What is a Watershed?
A watershed is the area of land that carries water after rain falls and snow melts through the soil, groundwater, wetlands, lakes and streams making its way into larger rivers and eventually an ocean.
The physical landscape, such as topography, geology, soils and ecosystems, form the natural characteristics of a watershed. Man-made landscapes, such as roads, cities, farms and industry, can affect the natural balance within a watershed.
We all live in a watershed.
What we do on the land impacts
the health of our watershed.
The North Saskatchewan River Watershed
The North Saskatchewan River watershed,
one of seven major watersheds in Alberta,
is a large and very diverse drainage area.
The watershed begins in the ice fields of Banff National Park and flows north easterly to the Alberta-Saskatchewan border. The watershed covers a diverse area of the province including alpine, foothills, boreal forest and parkland ecosystems.
In one day, people can travel
from towering mountains,
down through forested foothills,
around fens, bogs and marshes,
and along tributaries and lake shores.
They can drive past ranches and oil pump jacks, raft through an urban area of over a million people, pass through fields of grain and canola and watch the moon rise over prairie skies.
The North Saskatchewan River eventually joins the South Saskatchewan River near Prince Albert, Saskatchewan and travels across Saskatchewan and Manitoba before draining into the Hudson’s Bay. Saskatchewan River Basin Map
Did you Know?
- The North Saskatchewan River originates at the Saskatchewan Glacier in Banff National Park.
- The North Saskatchewan River flows northeasterly for over 1,000 kilometers before crossing the Alberta-Saskatchewan border.
- The North Saskatchewan watershed encompasses over 57,000 square kilometers of land within Alberta’s borders.
- About 11% of the total area of the watershed is made up of surface water bodies such as wetlands, riparian areas, lakes, streams and rivers.
- There are two man-made hydroelectric dams on the North Saskatchewan River system – the Bighorn Dam on the main stem and Brazeau Dam on the Brazeau River.
- The average annual discharge for the North Saskatchewan River is 7,510 million cubic meters with 90% of the volume being generated in the headwaters subwatersheds (Cline, Ram, Clearwater and Brazeau).

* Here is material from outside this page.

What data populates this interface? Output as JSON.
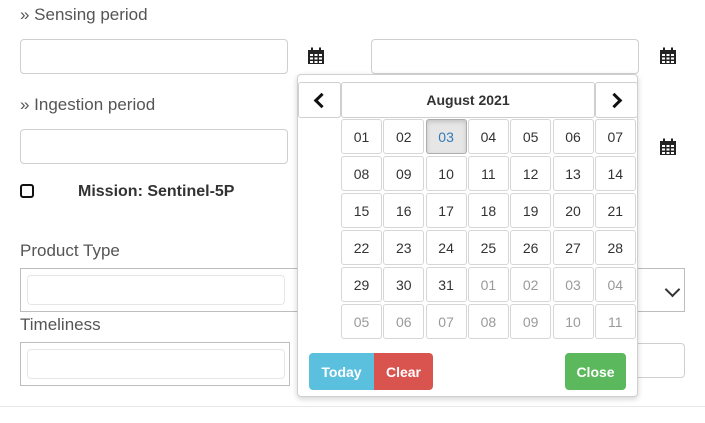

- Over 1.4 million people live in the North Saskatchewan River watershed – making it one of Alberta’s most populated watersheds.